Rationale for writing this guide

Just as an example, we needed to test how to stream from OBS using RTMPS to our own RTMP private server. This obviously required trusted certificates on the server side and trusting the CA on the client side. OBS won't prompt to ignore unknown CAs so the CA used needs to be trusted by the system. The network used is closed, using the private IP address space of 192.168.0.0, no DNS and of course not visible to the public Internet. So using something like Let's Encrypt was not an option.

Assumptions

We will be using openssl for doing the work and assumme you have it already installed. Most Linux distros and OSX will have openssl installed by default already and ready to go. If you are under Windows then.. well, install WSL :)

To keep it simple, we won't encrypt the keys with a passphrase, but good security would be to do that, especially for the CA. But encrypted certificates can get annoying really quickly, as you need to somehow provide them to any software that uses them, for example apache will prompt you when started.

For these quick cirtificates, the only important information is the CN, it should match the hostname or IP that your server is using. Using a plain IP is sort-of wrong, but in a test environment with no DNS it should work just fine.

Quick and dirty, self-signed certificate

If your client can be told to ignore/trust unknown CAs (browser, mail clients for example) and the problems with self-signed certificates and just trust the certificate anyway, then you can use a self-signed certificate, where basically you sign and yourself. This is obviously only OK for internal use or development purposes.

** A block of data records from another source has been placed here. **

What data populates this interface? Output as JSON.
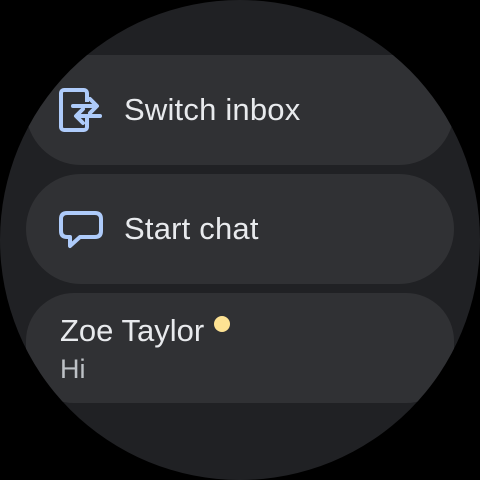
{
  "colors": {
    "background": "#000000",
    "screen": "#202124",
    "chip": "#303134",
    "text_primary": "#e8eaed",
    "text_secondary": "#bdc1c6",
    "icon_accent": "#aecbfa",
    "unread_dot": "#fde293"
  },
  "menu": {
    "switch_inbox": {
      "label": "Switch inbox",
      "icon": "switch-inbox-icon"
    },
    "start_chat": {
      "label": "Start chat",
      "icon": "chat-bubble-icon"
    }
  },
  "conversations": [
    {
      "name": "Zoe Taylor",
      "snippet": "Hi",
      "unread": true
    }
  ]
}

For example this is handy when developing locally and you need a https connection for testing.

  1. Create a private key
    openssl genrsa -out CA.key 4096
  2. Create a CSR for the key (Certificate Signing Request)
    openssl req -new -key server.key -out server.csr
  3. Sign the CSR with the same key
    openssl x509 -req -days 31 -in server.csr -signkey server.key -out server.crt -subj "/C=FI/CN=hostname.of.server"

Now you can setup your software with the key, server.key, and certificate server.crt

Example configurations

TBA

Be your own simple CA

If you can't trust yourself, then who can you trust ? If you do trust yourself, then you can be your own CA. This is a bit different from a self-signed certificate as now the certificate is signed by someone you trust. Yourself.

A bit more complex, but with this option you can actually simluate how it should work properly. You can import your own CA into your system certificate store or browser store. This way applications will trust certificates signed by your CA just like any other CA in the collection. Security and encryption wise this is just as secure as using some external signing CA, just that You trust Yourself instead of someone else.

But this also means that Nobody else will trust You! Unless, of course, you provide them with your CA public key, then they can trust certificates signed by you.

Create Your CA key & certificate

openssl genrsa -out YourCA.key 4096
openssl req -x509 -nodes -sha256 -key YourCA.key -out YourCA.pem -days 3650 -subj "/C=FI/CN=YourOwnCA-CommonName"

Keep the YourCA.key secure!

Create certificate signed by your CA

  1. Create a private key
    openssl genrsa -out stunnel.key 4096
  2. Create a CSR (Certificate Signing Request) for the key
    openssl req -new -sha256 -key stunnel.key -subj "/CN=192.168.9.123" > stunnel.csr
  3. Sign the CSR with your CA certificate
    openssl x509 -sha256 -req -in stunnel.csr -out stunnel.crt -CA YourCA.pem -CAkey YourCA.key -CAcreateserial -days 3650

Trust yourself

To make your operating system and applications trust your CA, you need to add the YourCA.pem to your system wide CA store.

Linux

System wide trusted certificates are stored in /etc/ssl/certs, so to make most applications trust your CA you just need to add the certificate there.

Copy the YourCA.pem file to /etc/ssl/certs and run c_rehash to update the certificate hash links.

Windows & OS X

TBW

PKCS12 Archive

In case your application can't use separate certificates or files and instead requires a PFX archive (or you need to send all the details somewhere in a secure package)

openssl pkcs12 -export -out stunnel-export.pfx -inkey stunnel.key -in stunnel.crt